Below are lines of data; give the number of them that contain "wzxmt", and only that.
Top of Data
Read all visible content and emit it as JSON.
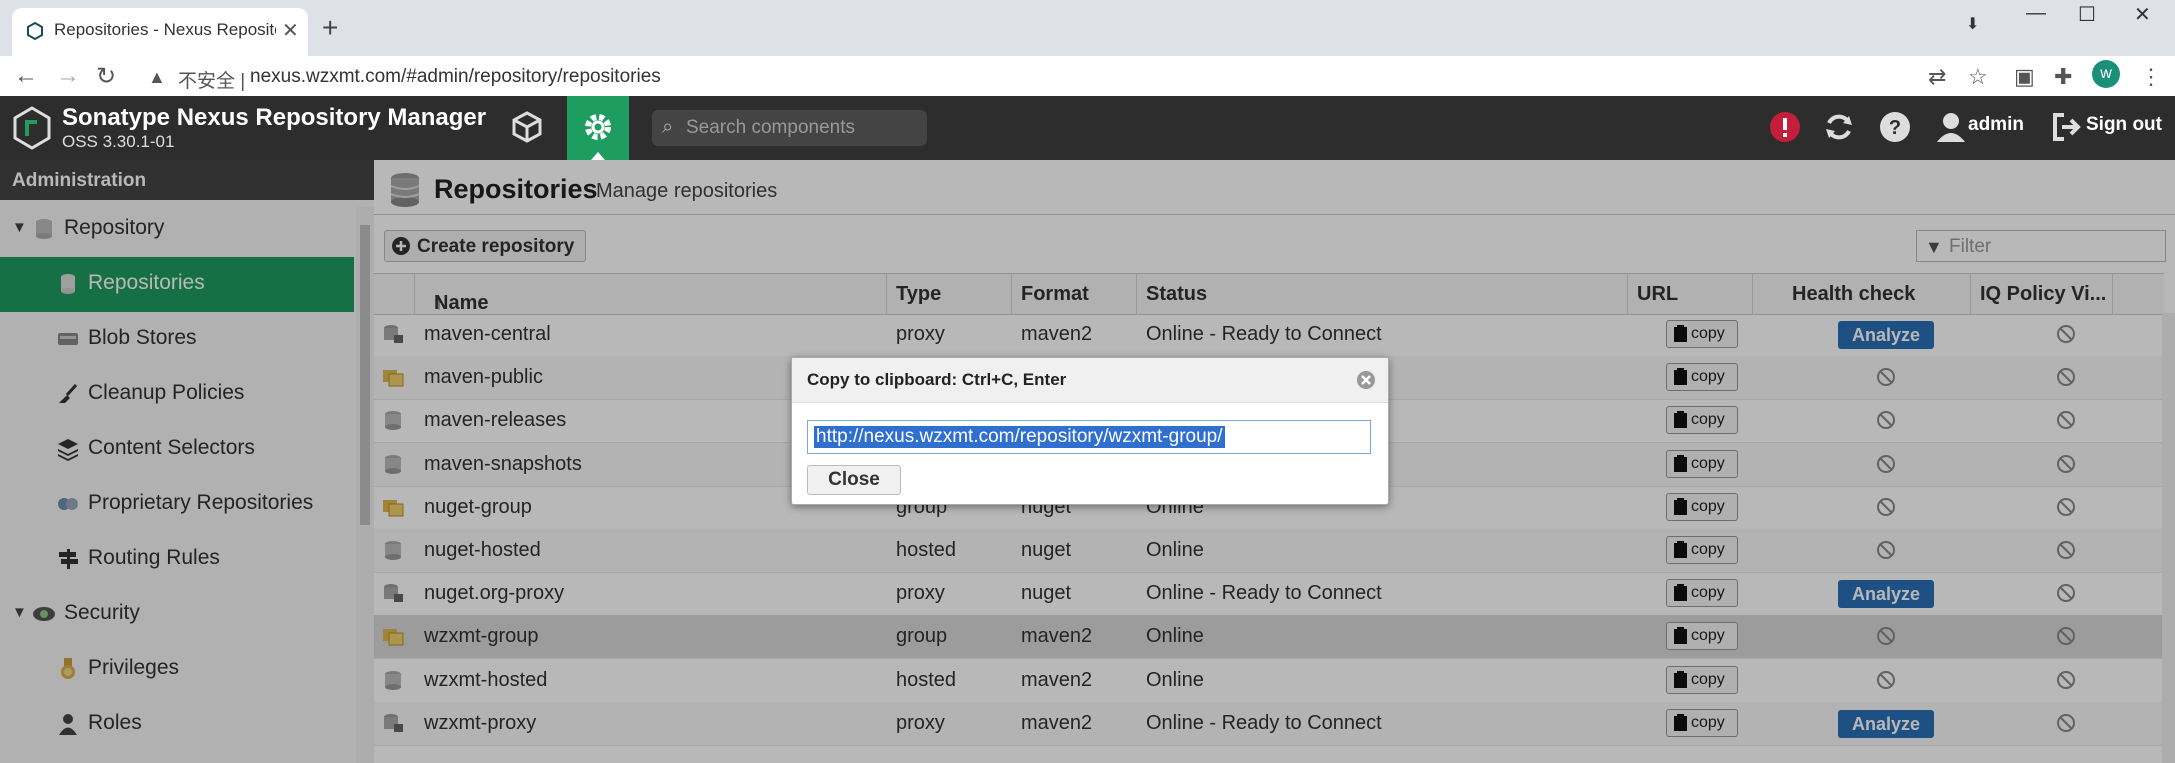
{
  "browser": {
    "tab_title": "Repositories - Nexus Repositor",
    "security_label": "不安全",
    "url": "nexus.wzxmt.com/#admin/repository/repositories",
    "profile_initial": "w"
  },
  "header": {
    "app_title": "Sonatype Nexus Repository Manager",
    "version": "OSS 3.30.1-01",
    "search_placeholder": "Search components",
    "user": "admin",
    "signout": "Sign out"
  },
  "sidebar": {
    "title": "Administration",
    "items": [
      {
        "label": "Repository",
        "icon": "database-icon"
      },
      {
        "label": "Repositories",
        "icon": "repositories-icon"
      },
      {
        "label": "Blob Stores",
        "icon": "blob-store-icon"
      },
      {
        "label": "Cleanup Policies",
        "icon": "broom-icon"
      },
      {
        "label": "Content Selectors",
        "icon": "layers-icon"
      },
      {
        "label": "Proprietary Repositories",
        "icon": "proprietary-icon"
      },
      {
        "label": "Routing Rules",
        "icon": "signpost-icon"
      },
      {
        "label": "Security",
        "icon": "security-icon"
      },
      {
        "label": "Privileges",
        "icon": "medal-icon"
      },
      {
        "label": "Roles",
        "icon": "role-icon"
      }
    ]
  },
  "main": {
    "title": "Repositories",
    "subtitle": "Manage repositories",
    "create_button": "Create repository",
    "filter_placeholder": "Filter",
    "columns": [
      "Name",
      "Type",
      "Format",
      "Status",
      "URL",
      "Health check",
      "IQ Policy Vi..."
    ],
    "sort_indicator": "↑",
    "copy_label": "copy",
    "analyze_label": "Analyze",
    "rows": [
      {
        "name": "maven-central",
        "type": "proxy",
        "format": "maven2",
        "status": "Online - Ready to Connect",
        "icon": "proxy-repo-icon",
        "analyze": true
      },
      {
        "name": "maven-public",
        "type": "",
        "format": "",
        "status": "",
        "icon": "group-repo-icon",
        "analyze": false
      },
      {
        "name": "maven-releases",
        "type": "",
        "format": "",
        "status": "",
        "icon": "hosted-repo-icon",
        "analyze": false
      },
      {
        "name": "maven-snapshots",
        "type": "",
        "format": "",
        "status": "",
        "icon": "hosted-repo-icon",
        "analyze": false
      },
      {
        "name": "nuget-group",
        "type": "group",
        "format": "nuget",
        "status": "Online",
        "icon": "group-repo-icon",
        "analyze": false
      },
      {
        "name": "nuget-hosted",
        "type": "hosted",
        "format": "nuget",
        "status": "Online",
        "icon": "hosted-repo-icon",
        "analyze": false
      },
      {
        "name": "nuget.org-proxy",
        "type": "proxy",
        "format": "nuget",
        "status": "Online - Ready to Connect",
        "icon": "proxy-repo-icon",
        "analyze": true
      },
      {
        "name": "wzxmt-group",
        "type": "group",
        "format": "maven2",
        "status": "Online",
        "icon": "group-repo-icon",
        "analyze": false
      },
      {
        "name": "wzxmt-hosted",
        "type": "hosted",
        "format": "maven2",
        "status": "Online",
        "icon": "hosted-repo-icon",
        "analyze": false
      },
      {
        "name": "wzxmt-proxy",
        "type": "proxy",
        "format": "maven2",
        "status": "Online - Ready to Connect",
        "icon": "proxy-repo-icon",
        "analyze": true
      }
    ]
  },
  "dialog": {
    "title": "Copy to clipboard: Ctrl+C, Enter",
    "value": "http://nexus.wzxmt.com/repository/wzxmt-group/",
    "close_label": "Close"
  },
  "colors": {
    "accent": "#1e9d60",
    "header_bg": "#2d2d2d",
    "analyze_bg": "#2c6fb8",
    "alert": "#c41e3a"
  }
}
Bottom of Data
▶ **Reply to the exercise**:
5